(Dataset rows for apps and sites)

------------------------------

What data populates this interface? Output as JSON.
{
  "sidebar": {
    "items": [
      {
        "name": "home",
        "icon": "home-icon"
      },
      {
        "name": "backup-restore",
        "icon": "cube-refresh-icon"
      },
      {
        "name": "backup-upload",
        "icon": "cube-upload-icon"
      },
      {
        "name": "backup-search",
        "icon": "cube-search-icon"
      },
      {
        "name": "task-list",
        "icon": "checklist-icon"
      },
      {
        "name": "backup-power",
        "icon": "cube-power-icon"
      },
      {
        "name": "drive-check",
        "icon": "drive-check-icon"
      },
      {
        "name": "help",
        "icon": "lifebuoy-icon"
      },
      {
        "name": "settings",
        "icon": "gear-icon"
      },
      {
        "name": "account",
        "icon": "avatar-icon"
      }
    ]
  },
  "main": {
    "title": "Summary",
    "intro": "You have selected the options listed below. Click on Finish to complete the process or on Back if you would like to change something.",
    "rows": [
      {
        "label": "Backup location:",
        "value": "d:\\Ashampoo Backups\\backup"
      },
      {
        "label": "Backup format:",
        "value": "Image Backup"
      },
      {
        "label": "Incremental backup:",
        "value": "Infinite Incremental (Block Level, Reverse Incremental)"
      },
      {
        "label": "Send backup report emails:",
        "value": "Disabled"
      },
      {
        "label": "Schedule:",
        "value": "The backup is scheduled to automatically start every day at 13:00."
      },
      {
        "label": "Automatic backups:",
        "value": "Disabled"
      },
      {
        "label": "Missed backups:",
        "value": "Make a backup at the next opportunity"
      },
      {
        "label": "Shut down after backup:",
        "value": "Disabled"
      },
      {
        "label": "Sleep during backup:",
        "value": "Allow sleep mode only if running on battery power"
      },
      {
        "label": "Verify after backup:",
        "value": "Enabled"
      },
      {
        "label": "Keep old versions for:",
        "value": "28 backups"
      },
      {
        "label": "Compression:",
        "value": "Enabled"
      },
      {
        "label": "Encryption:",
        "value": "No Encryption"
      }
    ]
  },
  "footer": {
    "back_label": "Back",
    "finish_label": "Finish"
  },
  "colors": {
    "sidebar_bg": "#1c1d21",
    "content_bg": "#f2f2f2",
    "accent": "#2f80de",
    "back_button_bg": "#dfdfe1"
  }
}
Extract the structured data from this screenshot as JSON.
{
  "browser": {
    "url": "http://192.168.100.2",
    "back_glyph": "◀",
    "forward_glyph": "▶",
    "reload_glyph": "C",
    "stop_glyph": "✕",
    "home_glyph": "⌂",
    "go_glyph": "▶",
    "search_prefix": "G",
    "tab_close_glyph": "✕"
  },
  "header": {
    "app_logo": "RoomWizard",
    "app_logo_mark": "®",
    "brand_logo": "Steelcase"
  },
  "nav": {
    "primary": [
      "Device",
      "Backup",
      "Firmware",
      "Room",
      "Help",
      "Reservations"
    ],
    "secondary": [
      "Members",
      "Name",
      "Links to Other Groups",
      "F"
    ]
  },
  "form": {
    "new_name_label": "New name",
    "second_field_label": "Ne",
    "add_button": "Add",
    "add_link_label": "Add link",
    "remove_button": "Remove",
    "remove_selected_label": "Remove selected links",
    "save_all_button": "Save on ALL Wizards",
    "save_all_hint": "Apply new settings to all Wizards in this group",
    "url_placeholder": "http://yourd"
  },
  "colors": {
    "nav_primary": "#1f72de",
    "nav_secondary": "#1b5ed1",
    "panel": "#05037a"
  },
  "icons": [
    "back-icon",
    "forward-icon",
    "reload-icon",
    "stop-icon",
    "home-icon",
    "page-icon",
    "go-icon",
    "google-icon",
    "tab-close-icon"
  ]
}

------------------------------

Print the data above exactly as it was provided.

What data populates this interface? Output as JSON.
{
  "sidebar": {
    "items": [
      {
        "name": "home",
        "icon": "home-icon"
      },
      {
        "name": "backup-restore",
        "icon": "cube-refresh-icon"
      },
      {
        "name": "backup-upload",
        "icon": "cube-upload-icon"
      },
      {
        "name": "backup-search",
        "icon": "cube-search-icon"
      },
      {
        "name": "task-list",
        "icon": "checklist-icon"
      },
      {
        "name": "backup-power",
        "icon": "cube-power-icon"
      },
      {
        "name": "drive-check",
        "icon": "drive-check-icon"
      },
      {
        "name": "help",
        "icon": "lifebuoy-icon"
      },
      {
        "name": "settings",
        "icon": "gear-icon"
      },
      {
        "name": "account",
        "icon": "avatar-icon"
      }
    ]
  },
  "main": {
    "title": "Summary",
    "intro": "You have selected the options listed below. Click on Finish to complete the process or on Back if you would like to change something.",
    "rows": [
      {
        "label": "Backup location:",
        "value": "d:\\Ashampoo Backups\\backup"
      },
      {
        "label": "Backup format:",
        "value": "Image Backup"
      },
      {
        "label": "Incremental backup:",
        "value": "Infinite Incremental (Block Level, Reverse Incremental)"
      },
      {
        "label": "Send backup report emails:",
        "value": "Disabled"
      },
      {
        "label": "Schedule:",
        "value": "The backup is scheduled to automatically start every day at 13:00."
      },
      {
        "label": "Automatic backups:",
        "value": "Disabled"
      },
      {
        "label": "Missed backups:",
        "value": "Make a backup at the next opportunity"
      },
      {
        "label": "Shut down after backup:",
        "value": "Disabled"
      },
      {
        "label": "Sleep during backup:",
        "value": "Allow sleep mode only if running on battery power"
      },
      {
        "label": "Verify after backup:",
        "value": "Enabled"
      },
      {
        "label": "Keep old versions for:",
        "value": "28 backups"
      },
      {
        "label": "Compression:",
        "value": "Enabled"
      },
      {
        "label": "Encryption:",
        "value": "No Encryption"
      }
    ]
  },
  "footer": {
    "back_label": "Back",
    "finish_label": "Finish"
  },
  "colors": {
    "sidebar_bg": "#1c1d21",
    "content_bg": "#f2f2f2",
    "accent": "#2f80de",
    "back_button_bg": "#dfdfe1"
  }
}
Extract the structured data from this screenshot as JSON.
{
  "browser": {
    "url": "http://192.168.100.2",
    "back_glyph": "◀",
    "forward_glyph": "▶",
    "reload_glyph": "C",
    "stop_glyph": "✕",
    "home_glyph": "⌂",
    "go_glyph": "▶",
    "search_prefix": "G",
    "tab_close_glyph": "✕"
  },
  "header": {
    "app_logo": "RoomWizard",
    "app_logo_mark": "®",
    "brand_logo": "Steelcase"
  },
  "nav": {
    "primary": [
      "Device",
      "Backup",
      "Firmware",
      "Room",
      "Help",
      "Reservations"
    ],
    "secondary": [
      "Members",
      "Name",
      "Links to Other Groups",
      "F"
    ]
  },
  "form": {
    "new_name_label": "New name",
    "second_field_label": "Ne",
    "add_button": "Add",
    "add_link_label": "Add link",
    "remove_button": "Remove",
    "remove_selected_label": "Remove selected links",
    "save_all_button": "Save on ALL Wizards",
    "save_all_hint": "Apply new settings to all Wizards in this group",
    "url_placeholder": "http://yourd"
  },
  "colors": {
    "nav_primary": "#1f72de",
    "nav_secondary": "#1b5ed1",
    "panel": "#05037a"
  },
  "icons": [
    "back-icon",
    "forward-icon",
    "reload-icon",
    "stop-icon",
    "home-icon",
    "page-icon",
    "go-icon",
    "google-icon",
    "tab-close-icon"
  ]
}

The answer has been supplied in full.